   But our scythe blade is not long enough. At 45 cms it does not manage the job of cutting young grass. We are going to get a 85 cms blade, and all the kit which comes with it: anvil to beat the blade upon when it gets blunt, (called peening), three types of wet stone, and a nifty water carrier which is put on one's belt and in which one carries the wet stone of choice so the blade can be sharpened (honed) when one is out on the field scything. I am still a novice at scything, but it is a fantastic way of getting fit.

Ah well, better go check up on Maxy and see how many of those four new hens are still here. Hope you are well. Bye for now.  

7 comments:

Food, Fun and Life in the Charente said...

I hope that you had a good trip to the UK.

Poor old Max, I hope the sedative works well, not an easy job on a wide awake boar!!

I am still fascinated that you are getting so good at the scythe and actually enjoying it :)

Have a good week Diane

Niall & Antoinette said...

It takes us good 4 hrs all told to mow our +/- 2 1/2 acres with a ride-on mower. Often we do it in tranches over 2 days. We have to pay attention as we slalom in and out of trees but don't mind: I plug in my I-pod and chunter around quite merrily :-)

rosaria williams said...

I'm always amazed at the skills and the mental acuity necessary to be a farmer. You and your hubby are certainly fit and ready for this, as it appears to keep you happy and excited each and every day.

DUTA said...

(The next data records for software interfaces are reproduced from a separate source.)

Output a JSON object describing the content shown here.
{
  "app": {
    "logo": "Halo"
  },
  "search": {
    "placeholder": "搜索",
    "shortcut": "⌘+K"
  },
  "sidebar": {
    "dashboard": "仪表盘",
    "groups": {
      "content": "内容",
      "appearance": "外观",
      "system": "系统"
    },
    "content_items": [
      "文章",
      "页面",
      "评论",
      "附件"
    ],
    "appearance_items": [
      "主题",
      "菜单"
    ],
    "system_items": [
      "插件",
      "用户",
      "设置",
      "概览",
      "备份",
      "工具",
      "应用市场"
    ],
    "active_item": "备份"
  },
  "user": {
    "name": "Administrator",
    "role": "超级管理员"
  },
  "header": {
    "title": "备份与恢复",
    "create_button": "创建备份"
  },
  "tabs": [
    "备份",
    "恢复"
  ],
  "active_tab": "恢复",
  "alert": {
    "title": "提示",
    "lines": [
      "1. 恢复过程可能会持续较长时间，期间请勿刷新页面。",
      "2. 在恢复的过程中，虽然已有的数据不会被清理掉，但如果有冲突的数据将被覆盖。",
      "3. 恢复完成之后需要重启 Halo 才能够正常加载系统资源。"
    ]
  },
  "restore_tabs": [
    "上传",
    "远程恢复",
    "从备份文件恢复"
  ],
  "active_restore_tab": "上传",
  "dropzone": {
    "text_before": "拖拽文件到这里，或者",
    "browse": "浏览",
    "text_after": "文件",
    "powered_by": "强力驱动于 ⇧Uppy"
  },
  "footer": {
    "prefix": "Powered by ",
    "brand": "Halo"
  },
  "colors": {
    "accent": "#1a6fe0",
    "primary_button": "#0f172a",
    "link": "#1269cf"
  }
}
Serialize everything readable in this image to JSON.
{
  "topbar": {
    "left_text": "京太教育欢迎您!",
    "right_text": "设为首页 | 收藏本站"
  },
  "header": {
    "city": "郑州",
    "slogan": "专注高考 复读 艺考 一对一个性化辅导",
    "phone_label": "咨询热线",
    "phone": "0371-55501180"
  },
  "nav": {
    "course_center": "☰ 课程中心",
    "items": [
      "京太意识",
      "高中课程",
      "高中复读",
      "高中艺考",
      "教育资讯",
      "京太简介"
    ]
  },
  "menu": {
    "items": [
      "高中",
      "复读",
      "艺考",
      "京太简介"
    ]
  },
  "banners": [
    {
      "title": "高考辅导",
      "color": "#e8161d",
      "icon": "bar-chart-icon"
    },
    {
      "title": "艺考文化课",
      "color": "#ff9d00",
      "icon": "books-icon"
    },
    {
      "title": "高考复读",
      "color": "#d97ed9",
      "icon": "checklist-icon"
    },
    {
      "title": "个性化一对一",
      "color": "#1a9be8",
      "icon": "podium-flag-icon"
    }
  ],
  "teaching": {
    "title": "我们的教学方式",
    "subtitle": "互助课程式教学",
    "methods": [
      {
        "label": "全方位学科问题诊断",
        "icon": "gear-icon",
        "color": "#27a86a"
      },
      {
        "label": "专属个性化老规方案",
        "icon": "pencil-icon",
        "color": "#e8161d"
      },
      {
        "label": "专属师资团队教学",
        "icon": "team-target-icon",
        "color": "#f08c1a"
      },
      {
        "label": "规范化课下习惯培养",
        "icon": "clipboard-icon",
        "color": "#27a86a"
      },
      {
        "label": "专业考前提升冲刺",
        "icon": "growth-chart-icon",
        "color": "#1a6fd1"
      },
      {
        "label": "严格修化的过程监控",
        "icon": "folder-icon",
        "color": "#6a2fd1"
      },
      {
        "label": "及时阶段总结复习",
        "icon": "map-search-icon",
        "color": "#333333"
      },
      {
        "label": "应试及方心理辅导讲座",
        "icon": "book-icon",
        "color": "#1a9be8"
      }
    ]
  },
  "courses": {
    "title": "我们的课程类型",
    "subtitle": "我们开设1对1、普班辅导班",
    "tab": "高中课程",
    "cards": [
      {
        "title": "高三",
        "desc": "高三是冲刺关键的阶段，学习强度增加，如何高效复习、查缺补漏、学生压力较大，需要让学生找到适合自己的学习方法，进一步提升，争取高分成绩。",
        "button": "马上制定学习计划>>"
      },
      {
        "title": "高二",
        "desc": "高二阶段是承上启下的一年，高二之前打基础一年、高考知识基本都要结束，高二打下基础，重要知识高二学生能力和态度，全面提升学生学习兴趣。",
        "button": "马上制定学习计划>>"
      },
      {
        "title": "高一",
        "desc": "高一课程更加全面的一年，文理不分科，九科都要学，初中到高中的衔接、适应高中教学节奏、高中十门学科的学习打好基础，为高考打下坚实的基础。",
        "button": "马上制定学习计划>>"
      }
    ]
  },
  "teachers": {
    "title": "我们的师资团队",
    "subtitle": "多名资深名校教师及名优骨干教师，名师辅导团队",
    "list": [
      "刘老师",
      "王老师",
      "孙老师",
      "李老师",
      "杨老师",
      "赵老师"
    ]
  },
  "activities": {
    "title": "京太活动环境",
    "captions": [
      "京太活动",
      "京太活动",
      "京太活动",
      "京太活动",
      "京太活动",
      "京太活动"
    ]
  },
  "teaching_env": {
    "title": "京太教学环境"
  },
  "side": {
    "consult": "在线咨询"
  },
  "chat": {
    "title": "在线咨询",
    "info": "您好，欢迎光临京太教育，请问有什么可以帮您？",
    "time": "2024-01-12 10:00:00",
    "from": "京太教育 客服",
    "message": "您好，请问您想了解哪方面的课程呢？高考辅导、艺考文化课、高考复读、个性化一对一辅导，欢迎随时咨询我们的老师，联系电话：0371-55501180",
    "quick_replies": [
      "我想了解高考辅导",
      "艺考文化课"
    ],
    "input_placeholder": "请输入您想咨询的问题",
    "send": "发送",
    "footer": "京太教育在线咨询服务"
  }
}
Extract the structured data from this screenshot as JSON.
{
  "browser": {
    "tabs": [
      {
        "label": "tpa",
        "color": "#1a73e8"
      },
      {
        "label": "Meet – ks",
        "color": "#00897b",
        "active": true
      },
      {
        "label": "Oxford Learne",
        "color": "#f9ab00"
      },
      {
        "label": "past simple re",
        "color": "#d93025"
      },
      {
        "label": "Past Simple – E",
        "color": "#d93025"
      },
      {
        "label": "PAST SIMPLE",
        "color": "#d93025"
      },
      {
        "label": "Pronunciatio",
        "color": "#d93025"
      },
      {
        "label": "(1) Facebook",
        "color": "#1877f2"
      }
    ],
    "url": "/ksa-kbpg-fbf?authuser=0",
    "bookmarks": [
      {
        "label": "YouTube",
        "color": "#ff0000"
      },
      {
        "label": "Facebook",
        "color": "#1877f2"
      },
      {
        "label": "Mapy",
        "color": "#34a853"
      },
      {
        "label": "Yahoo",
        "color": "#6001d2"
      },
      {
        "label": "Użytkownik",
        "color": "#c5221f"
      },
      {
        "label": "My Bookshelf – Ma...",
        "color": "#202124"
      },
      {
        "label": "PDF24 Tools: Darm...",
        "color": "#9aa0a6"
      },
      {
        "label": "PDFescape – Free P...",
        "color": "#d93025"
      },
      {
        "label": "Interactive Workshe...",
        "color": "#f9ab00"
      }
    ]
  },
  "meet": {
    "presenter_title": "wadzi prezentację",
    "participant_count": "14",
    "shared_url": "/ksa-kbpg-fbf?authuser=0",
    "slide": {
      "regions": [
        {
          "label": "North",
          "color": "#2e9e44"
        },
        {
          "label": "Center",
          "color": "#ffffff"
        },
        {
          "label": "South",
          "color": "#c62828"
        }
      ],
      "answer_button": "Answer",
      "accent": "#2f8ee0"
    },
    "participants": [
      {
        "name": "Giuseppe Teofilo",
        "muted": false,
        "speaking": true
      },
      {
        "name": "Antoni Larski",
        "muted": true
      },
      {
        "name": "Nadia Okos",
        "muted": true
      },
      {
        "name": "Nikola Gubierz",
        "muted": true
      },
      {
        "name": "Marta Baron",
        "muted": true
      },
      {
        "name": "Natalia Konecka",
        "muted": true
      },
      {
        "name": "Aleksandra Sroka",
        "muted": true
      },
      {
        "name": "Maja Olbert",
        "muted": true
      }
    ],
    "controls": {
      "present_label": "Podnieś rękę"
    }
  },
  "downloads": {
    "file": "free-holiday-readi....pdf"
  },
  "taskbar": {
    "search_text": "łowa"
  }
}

Enjoy your new addition of hens and Good Luck with your Hubs'plan about Max's tusk!

I would like scything myself. I think I would also be excited by the physical movements and hopeful to get into shape through them.

Vera said...

Diane, Max is OK, and was just about docile enough to tackle that rogue tusk. Enjoyed the trip back to the UK but glad to be back home.

Niall and Antoinette, better to sit on a lawnmower rather than having a walk behind I think when having mow acres. Your method sounds quite relaxing!

Rosaria, being a farmer, even on a very small scale, does require a range of skills and keeps one busy for a lot of the day. For the rest of the day one is normally sleeping because of the effort it takes!

Duta: scything is the best of exercises, and I am continually amazed at how simple a task can be of such benefit!

John Gray said...

just caught up vera!
how's max doing?
and is the weather kinder to you than it is to us?

Vera said...

Hi John, Max doing well. Weather not so good but much better than yours in the UK!